PROBLEM TO SOLVE:
Copy each line below that has "toggle".

╭─ INFORMATION GIVEN

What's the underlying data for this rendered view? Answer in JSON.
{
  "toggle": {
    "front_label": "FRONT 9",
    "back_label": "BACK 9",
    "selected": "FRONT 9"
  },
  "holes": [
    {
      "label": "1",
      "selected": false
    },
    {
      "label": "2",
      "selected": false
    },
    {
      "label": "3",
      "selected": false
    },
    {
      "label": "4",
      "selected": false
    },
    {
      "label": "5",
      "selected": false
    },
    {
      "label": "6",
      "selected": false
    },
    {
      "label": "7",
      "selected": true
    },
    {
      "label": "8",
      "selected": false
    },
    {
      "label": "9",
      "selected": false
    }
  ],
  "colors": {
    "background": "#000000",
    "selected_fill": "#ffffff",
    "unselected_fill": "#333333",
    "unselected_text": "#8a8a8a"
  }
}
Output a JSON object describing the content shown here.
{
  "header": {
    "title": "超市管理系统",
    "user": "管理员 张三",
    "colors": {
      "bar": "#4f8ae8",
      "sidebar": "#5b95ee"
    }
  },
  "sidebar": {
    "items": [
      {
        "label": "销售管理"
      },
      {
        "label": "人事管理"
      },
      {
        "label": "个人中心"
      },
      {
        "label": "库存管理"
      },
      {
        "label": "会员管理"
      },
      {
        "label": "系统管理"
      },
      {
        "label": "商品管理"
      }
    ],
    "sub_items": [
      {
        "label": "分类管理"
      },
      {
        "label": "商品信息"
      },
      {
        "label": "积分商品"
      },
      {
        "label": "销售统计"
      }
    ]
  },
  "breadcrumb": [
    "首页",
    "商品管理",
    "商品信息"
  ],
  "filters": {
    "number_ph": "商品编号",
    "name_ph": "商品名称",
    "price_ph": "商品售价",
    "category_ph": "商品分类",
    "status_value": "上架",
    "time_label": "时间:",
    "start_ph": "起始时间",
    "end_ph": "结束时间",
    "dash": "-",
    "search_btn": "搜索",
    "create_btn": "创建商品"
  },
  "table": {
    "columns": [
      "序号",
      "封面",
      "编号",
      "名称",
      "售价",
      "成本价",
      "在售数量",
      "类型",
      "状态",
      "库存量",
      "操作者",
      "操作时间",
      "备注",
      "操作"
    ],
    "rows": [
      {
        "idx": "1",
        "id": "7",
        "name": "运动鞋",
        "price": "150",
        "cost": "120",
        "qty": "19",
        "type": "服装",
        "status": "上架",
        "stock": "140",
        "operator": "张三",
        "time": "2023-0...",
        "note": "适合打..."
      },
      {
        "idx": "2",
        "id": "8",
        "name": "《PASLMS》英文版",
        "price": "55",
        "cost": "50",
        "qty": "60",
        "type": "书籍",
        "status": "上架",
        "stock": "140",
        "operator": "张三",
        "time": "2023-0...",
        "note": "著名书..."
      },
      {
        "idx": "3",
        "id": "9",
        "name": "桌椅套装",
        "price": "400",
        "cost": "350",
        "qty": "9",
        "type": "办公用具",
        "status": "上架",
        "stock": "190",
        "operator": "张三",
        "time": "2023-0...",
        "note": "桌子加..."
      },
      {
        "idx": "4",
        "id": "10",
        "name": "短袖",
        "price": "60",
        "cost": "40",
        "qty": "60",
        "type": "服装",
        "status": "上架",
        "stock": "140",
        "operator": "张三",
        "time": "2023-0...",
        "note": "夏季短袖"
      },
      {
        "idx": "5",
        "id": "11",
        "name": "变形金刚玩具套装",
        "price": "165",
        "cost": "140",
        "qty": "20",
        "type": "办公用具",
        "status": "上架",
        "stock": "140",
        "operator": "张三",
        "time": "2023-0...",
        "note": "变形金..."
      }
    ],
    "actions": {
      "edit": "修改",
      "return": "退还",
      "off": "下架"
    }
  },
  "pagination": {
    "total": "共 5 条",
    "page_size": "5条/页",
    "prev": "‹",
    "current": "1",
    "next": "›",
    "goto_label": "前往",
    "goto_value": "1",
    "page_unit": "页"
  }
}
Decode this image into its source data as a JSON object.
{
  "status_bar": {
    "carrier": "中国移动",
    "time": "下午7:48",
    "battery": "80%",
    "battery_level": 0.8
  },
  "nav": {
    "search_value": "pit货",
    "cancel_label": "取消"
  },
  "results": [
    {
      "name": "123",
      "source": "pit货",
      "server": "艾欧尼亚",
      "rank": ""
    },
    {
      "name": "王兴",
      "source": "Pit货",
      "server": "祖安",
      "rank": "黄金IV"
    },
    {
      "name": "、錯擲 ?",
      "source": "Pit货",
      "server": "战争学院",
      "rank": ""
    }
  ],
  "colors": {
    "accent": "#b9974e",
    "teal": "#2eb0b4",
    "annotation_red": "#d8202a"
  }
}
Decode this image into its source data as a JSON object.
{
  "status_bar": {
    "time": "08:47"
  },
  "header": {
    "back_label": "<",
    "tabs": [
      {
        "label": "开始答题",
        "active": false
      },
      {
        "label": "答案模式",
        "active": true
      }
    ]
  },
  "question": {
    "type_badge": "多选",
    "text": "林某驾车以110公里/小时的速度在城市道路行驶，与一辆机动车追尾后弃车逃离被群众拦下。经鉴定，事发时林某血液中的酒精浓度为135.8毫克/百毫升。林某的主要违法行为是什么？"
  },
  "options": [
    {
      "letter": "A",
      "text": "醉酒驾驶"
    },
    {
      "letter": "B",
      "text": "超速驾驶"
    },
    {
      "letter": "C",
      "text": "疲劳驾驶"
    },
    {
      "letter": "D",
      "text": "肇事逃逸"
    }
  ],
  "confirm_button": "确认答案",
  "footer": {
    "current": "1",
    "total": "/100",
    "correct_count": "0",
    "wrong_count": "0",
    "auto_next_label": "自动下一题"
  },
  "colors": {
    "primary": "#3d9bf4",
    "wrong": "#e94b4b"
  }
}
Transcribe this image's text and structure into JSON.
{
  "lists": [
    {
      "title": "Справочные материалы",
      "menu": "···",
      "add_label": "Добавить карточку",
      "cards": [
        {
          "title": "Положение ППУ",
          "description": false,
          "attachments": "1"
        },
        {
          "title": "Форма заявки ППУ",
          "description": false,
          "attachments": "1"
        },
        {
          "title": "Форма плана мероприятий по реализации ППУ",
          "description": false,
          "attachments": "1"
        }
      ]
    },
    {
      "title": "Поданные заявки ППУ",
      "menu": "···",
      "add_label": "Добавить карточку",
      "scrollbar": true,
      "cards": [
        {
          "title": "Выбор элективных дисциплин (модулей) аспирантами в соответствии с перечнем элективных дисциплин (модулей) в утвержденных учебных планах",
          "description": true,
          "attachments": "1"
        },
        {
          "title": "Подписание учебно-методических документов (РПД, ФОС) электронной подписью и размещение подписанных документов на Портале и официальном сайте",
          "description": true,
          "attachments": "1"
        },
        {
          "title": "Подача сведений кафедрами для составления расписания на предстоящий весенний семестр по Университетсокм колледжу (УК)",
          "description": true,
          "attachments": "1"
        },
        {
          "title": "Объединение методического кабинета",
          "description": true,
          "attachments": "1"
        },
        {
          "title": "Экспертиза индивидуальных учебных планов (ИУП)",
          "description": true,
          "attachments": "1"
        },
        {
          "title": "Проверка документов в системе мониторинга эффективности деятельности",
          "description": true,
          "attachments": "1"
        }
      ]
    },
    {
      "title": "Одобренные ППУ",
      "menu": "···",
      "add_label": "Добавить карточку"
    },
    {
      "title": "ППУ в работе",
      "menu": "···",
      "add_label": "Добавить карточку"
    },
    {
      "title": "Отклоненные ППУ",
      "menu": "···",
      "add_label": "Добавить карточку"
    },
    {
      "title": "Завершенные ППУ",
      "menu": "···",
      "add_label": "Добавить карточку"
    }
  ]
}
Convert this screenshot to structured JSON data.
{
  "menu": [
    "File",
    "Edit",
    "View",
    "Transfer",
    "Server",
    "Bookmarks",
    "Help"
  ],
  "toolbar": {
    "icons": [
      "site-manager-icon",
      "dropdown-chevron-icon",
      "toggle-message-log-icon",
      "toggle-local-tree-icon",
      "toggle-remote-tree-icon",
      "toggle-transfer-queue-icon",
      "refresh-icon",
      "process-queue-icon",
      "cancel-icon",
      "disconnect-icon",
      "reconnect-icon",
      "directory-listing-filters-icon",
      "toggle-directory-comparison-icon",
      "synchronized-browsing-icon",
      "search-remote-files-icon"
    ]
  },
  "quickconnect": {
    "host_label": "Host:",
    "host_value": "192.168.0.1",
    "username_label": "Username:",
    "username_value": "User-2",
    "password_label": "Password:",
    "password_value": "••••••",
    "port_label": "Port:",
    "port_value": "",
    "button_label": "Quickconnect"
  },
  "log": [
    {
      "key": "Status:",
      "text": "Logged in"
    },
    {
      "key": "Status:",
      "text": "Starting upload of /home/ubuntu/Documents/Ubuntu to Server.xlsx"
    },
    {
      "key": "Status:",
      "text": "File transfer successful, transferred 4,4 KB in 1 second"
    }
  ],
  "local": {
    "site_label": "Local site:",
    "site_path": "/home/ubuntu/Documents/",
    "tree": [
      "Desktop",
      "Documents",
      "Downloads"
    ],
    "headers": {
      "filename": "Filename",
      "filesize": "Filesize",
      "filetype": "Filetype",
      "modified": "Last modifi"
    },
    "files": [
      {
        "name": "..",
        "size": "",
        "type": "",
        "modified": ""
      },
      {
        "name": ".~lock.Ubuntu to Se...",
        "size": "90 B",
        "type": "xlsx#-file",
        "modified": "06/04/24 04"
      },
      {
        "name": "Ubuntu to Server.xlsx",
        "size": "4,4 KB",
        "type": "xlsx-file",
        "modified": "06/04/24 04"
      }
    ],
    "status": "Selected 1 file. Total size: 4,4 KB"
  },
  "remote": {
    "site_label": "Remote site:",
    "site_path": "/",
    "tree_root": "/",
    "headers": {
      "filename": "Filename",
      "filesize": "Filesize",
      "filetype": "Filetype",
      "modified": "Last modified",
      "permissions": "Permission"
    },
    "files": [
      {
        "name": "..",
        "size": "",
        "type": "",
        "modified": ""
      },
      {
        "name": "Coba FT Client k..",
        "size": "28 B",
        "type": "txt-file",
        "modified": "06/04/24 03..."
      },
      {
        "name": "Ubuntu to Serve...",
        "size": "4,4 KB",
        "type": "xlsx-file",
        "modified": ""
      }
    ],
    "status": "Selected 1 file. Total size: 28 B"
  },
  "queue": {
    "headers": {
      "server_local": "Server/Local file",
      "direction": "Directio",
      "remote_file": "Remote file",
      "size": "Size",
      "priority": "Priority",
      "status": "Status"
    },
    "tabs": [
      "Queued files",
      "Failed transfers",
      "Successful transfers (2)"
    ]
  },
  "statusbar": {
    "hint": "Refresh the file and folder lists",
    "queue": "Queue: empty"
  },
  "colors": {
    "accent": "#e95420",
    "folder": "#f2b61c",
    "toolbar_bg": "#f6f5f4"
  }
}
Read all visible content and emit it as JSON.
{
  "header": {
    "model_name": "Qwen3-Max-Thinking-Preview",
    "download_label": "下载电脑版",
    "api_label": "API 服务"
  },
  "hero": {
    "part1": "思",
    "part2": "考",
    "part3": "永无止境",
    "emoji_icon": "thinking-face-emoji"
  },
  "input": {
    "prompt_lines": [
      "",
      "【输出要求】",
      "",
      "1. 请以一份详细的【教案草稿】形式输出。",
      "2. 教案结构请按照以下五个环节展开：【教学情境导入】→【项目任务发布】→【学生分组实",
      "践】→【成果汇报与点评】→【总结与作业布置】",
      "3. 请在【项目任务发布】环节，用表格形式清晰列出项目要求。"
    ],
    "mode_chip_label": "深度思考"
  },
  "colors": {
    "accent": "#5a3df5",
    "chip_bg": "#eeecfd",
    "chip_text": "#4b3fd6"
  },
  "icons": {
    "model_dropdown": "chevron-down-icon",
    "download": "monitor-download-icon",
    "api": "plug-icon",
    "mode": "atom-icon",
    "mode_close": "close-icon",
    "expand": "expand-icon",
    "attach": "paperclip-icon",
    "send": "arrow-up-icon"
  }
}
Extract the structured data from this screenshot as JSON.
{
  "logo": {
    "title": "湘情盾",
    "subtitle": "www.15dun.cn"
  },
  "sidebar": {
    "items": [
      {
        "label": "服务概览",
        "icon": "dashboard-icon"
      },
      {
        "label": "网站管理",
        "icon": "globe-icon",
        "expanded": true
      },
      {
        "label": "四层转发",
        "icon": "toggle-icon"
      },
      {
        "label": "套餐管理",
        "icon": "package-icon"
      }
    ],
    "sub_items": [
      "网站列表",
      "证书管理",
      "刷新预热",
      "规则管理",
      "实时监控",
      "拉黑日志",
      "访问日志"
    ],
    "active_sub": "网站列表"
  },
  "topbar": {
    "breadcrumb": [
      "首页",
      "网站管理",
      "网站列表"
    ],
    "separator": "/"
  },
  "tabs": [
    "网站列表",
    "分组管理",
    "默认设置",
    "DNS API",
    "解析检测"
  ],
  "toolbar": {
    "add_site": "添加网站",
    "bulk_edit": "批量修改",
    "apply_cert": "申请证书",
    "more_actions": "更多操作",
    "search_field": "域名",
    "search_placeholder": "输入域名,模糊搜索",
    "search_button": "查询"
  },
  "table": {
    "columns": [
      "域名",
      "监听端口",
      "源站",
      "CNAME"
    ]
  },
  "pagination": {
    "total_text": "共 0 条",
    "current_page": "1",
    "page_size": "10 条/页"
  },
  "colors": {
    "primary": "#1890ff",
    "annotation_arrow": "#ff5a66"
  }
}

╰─

EXPECTED ANSWER:
  "toggle": {
      "toggle-message-log-icon",
      "toggle-local-tree-icon",
      "toggle-remote-tree-icon",
      "toggle-transfer-queue-icon",
      "toggle-directory-comparison-icon",
        "icon": "toggle-icon"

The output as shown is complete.